By Leo Babauta
The shootings near Santa Barbara on Friday night hit too close to my heart: my daughter attends college at UC Santa Barbara and lives minutes from where this tragedy happened.
She’s safe, but shaken not only by the nearness and severity of this hate crime … but by the misogynistic diatribes by some men she’s been reading online. These are men who agree with the sentiments of the killer’s “war on women”, who call him their hero.
That’s unbelievable to me, but it highlights a huge problem in our society: that women are objectified, treated like toys, treated like meat, insulted, abused, raped, and then made to feel it’s their fault. Sure, not all men do it, but the fact that pretty much every woman experiences some degree of this fear and humiliation is horrifying.
It’s horrifying as a father of three daughters, who will have to experience this their whole lives, worrying about being raped if they walk alone, putting off unwanted sexual advances, being made to feel like a slut.
And it’s worrying as a father of teen-age sons, who will either participate in this type of treatment of women, or watch as it happens … or perhaps become a part of the solution.
I’d like to speak today to my fellow parents who are raising young men … whether your sons are in college, high school or middle school, let’s talk to them.
Let’s teach them what it’s like to respect women.
Let’s let them read the YesAllWomen discussion going on right now, and help them see the point of view of women who have been abused or raped, who feel degraded or unsafe, who are treated as things that must give sex to more powerful men. Let’s let them hear the stories, so they can understand, empathize.
Let’s have this discussion, because if it’s not talked about, nothing will change.
Let’s set the example for them, and treat women with respect, with compassion, as equals and not objects.
Let’s talk to them when they see TV shows or movies or music videos where women are portrayed as sex objects, and why that happens, and how to see them as fellow human beings instead.
Let’s talk to them about what it’s like to feel powerless when someone wants to violate you, use your body without your permission, treat you as less than human.
Let’s help them open their hearts, as we try to open our own, to feel the pain of the victims of abuse, without blaming them for their choices, blaming them for how they dress.
Let’s talk about how we as a society shame women for how they dress, which of their body parts they show, but never make men feel that way. A guy can go shirtless but a woman can’t show her shoulders or bra strap.

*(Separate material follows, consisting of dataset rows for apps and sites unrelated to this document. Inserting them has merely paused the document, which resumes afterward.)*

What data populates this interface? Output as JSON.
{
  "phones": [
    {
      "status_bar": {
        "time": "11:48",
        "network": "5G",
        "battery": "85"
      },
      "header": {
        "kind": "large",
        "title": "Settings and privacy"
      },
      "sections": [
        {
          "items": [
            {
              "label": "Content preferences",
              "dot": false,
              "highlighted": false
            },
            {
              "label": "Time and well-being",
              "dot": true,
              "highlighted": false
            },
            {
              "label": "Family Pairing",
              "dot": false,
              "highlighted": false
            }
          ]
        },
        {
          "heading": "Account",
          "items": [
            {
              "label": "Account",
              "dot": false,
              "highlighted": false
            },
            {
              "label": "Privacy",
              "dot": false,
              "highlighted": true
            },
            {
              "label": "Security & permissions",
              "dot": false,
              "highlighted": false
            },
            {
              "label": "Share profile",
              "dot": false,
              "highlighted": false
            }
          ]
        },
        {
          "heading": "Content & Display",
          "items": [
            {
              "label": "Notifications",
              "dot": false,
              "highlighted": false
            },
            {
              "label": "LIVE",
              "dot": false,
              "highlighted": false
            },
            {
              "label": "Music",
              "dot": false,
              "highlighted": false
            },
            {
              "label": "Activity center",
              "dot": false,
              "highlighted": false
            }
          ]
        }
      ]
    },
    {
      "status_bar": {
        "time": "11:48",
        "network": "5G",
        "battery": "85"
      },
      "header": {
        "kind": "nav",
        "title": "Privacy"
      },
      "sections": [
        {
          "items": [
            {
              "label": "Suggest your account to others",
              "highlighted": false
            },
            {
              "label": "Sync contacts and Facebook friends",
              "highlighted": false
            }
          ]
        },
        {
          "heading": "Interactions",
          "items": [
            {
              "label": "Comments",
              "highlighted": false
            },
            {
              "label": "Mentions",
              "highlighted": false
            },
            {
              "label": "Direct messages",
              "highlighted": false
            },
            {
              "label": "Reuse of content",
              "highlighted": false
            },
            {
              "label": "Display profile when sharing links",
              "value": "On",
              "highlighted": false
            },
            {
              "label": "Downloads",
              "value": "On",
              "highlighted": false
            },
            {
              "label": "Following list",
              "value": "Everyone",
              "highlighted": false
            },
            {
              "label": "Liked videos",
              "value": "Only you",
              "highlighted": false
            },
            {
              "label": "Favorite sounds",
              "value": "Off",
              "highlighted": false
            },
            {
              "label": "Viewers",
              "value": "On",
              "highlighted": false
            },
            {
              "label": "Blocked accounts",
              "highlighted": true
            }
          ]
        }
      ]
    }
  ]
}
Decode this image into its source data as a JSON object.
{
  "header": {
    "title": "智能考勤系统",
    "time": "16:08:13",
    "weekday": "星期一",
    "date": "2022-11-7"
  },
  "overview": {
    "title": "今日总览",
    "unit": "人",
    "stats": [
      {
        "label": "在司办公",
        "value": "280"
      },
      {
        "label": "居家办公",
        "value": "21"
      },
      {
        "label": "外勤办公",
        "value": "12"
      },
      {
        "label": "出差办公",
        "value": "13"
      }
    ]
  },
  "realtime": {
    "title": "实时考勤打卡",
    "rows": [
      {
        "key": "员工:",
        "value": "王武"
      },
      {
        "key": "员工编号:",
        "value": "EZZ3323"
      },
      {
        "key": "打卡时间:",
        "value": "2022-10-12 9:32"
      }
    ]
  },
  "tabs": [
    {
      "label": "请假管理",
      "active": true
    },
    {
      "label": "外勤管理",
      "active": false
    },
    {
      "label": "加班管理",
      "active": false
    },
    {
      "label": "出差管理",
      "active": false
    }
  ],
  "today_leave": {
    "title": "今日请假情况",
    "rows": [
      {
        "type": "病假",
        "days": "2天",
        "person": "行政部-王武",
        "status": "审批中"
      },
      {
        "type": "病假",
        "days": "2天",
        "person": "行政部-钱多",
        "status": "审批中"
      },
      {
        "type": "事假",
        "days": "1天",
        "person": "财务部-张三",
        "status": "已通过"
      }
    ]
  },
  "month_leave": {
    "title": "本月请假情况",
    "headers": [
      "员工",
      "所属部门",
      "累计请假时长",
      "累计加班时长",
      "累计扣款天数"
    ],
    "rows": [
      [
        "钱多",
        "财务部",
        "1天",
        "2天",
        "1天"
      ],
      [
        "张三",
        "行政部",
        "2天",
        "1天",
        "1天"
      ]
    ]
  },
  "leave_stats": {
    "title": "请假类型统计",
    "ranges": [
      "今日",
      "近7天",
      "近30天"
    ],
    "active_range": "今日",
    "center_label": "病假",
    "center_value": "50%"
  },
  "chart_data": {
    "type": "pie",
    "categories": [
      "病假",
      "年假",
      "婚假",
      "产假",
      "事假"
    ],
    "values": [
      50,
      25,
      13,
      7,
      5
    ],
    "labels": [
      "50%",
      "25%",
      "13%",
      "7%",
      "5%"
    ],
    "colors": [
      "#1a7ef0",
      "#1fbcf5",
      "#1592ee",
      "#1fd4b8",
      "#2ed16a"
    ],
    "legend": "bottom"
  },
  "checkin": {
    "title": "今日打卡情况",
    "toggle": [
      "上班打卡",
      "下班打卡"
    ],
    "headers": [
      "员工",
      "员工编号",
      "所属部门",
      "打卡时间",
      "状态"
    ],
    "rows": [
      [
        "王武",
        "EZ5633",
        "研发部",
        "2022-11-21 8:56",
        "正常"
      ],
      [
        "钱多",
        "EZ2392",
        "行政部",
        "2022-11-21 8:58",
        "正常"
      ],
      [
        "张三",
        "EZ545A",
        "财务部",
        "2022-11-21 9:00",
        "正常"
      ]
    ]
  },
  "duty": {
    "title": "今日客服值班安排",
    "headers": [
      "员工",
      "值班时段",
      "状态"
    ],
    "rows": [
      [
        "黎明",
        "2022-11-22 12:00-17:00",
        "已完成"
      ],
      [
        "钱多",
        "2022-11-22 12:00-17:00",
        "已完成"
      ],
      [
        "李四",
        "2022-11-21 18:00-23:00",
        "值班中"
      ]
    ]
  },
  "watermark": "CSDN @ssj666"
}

Let’s talk about “slut shaming” and how we make girls feel bad if they enjoy sex as much as a guy does. I know I’ve participated in this myself in the past, and have only in recent years been changing my behavior.
Change is possible, but it has to start with us.
Let’s make this world a better place for our daughters, our mothers, our sisters, our friends. Our fellow human beings. Because every one of us deserves to feel respected, and safe.
Via: Zen Habits